Wednesday 19 December 2012 by FIIG Research Legacy

Fixed income issuance in 2012

This is my last article for 2012 and as the year draws to an end it seems like a good time to summarise issuance

Have a guess at the total Australian dollar fixed income issuance for 2012? Now estimate the percentage issued over the counter (OTC) in the wholesale market versus issuance listed on the Australian Stock Exchange (ASX). Total issuance for the combined markets for 2012 was $119.63bn with the over the counter market comprising 89.41% of the total market (excluding asset backed securities and residential mortgage backed securities) (see Table 1 below).

Source: FIIG, Bloomberg, UBS

Note: Does not include asset backed securities (ABS) or residential mortgage backed security (RMBS) issuance

Table 1

Issuance by month varied (see Figure 1) with the majority of issuance in March when credit spreads (the amount the company has to pay to issue the bonds over the market price) was lowest, as depicted by the yellow line. While the blue columns in Figure 1 show the value in billions of issuance. Credit spreads again contracted in recent months but issuance did not reach the March highs, perhaps due to significant foreign currency issuance by Australian banks and corporations.

Figure 1

The OTC market dominated as expected given fewer conditions of issuance, a ready market and generally lower costs given companies do not have to comply with more onerous retail rules. Drilling into this market (see Table 2), the largest sector was the financial and corporate sector issuing 57% of the OTC issuance. Total government issuance (Commonwealth and state and territory) comprised roughly 30% of the market, while supranational issuance (a supra-national is an international government or quasi-government organisation that typically exists in multiple countries, for example The World Bank Group or the International Monetary Fund) made up the remainder.

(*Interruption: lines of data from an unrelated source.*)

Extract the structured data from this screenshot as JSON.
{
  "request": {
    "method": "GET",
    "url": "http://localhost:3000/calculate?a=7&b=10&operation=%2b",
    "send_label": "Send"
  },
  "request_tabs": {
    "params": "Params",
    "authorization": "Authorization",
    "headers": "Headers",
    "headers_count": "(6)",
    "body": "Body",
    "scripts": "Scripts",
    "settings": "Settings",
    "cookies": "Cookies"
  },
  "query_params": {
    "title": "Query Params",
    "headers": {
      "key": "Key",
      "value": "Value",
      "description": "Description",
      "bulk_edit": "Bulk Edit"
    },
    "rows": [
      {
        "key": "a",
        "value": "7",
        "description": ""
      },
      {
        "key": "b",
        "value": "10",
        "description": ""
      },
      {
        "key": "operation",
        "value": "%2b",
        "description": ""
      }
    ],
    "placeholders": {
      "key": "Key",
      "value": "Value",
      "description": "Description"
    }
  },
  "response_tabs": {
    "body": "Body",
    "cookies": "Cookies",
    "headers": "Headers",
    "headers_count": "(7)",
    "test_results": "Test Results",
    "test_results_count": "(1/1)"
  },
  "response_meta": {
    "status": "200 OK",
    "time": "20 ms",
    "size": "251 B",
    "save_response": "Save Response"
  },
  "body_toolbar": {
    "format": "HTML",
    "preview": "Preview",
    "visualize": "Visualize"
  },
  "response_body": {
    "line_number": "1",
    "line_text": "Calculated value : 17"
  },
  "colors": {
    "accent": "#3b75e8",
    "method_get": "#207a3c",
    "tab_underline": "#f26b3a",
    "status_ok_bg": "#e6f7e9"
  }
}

Covered bonds, issued for the first time in Australian dollars this year, became an increasing source of cheap funding for our domestic banks who issued $13.05bn (12.2% OTC issuance). Covered bonds are very low risk and secured by a pool of mortgage loans. I expect covered bonds to be a growing market in 2013.

During the year there was a general preference for most issuers to issue fixed rate bonds (the Commonwealth does not issue floating rate notes) perhaps an indication of the low rates available although financial and corporate issue was roughly equal given companies often issue a fixed and a floating tranche at the same time to diversify funding and as a hedge against interest rate movements. There was only one inflation linked bond which was issued by the Commonwealth government.

Source: FIIG, Bloomberg, UBS

Note: Issuance includes the Euro medium term note issues that were issued in Australian dollars

Table 2

Given that the financial and corporate sector was the largest, it’s worth assessing in greater detail. By far the largest issuers in this bracket were the banks, issuing 66% of the total and if you add diversified financial issuers of 13% then 79% of financial and corporate issuance was by financials (see Figure 2). This goes some way to explaining the strong demand for corporate issuance (investors need diversification in their portfolios), driving credit spreads down. For example BHP’s recent A$1bn issue was at a very low spread of BBSW + 90bps, at that time lower than the spread that one of the major banks could issue. So despite a lower credit rating a more cyclical business and no oversight by APRA, BHP was able to issue very cheaply in the wholesale market. The issue was oversubscribed and had bids of over $2bn. The very low cost to BHP and the ease of issuance in part explains why there’s no need for BHP to tap the ASX listed retail market.

Figure 2

Table 3 shows a list of the 74 banks and companies that issued bonds in the OTC wholesale market in 2012. There’s a good mix of domestic and international issuers. The major four banks were the largest issuers and combined issued $27.48bn or around 45% of the total financial and corporate issuance. Westpac was the largest single issuer, issuing $9.7bn.

Source: FIIG, Bloomberg, UBS

Note: Issuance includes the Euro medium term note issues that were issued in Australian dollars

Table 3

In contrast, ASX listed issuance was 10.59% of A$ total year to date fixed income issuance. A total of 16 issuers issued $12.67bn worth of bonds and hybrids. Financial institutions, excluding insurers issued $9.60bn (75.8%) of the total. The largest issuer was Westpac with its two issues WBCPC and WBCHA totalling $2.87bn or 22.6% of total ASX issuance.

Source: FIIG, ASX, AFR

Table 4

There hasn’t been any ASX listed issuance this month, in part due to the credit rating agency Standard and Poor’s announcing that they were reviewing the “equity credit” status applied to some hybrids. The implication being that if the status is changed and considered debt, it could change the company financial ratios and may harm the company’s credit rating.

I’m very much of the view that interest rates will be lower for longer, meaning bond issuance in both the OTC and listed markets will remain attractive in 2013.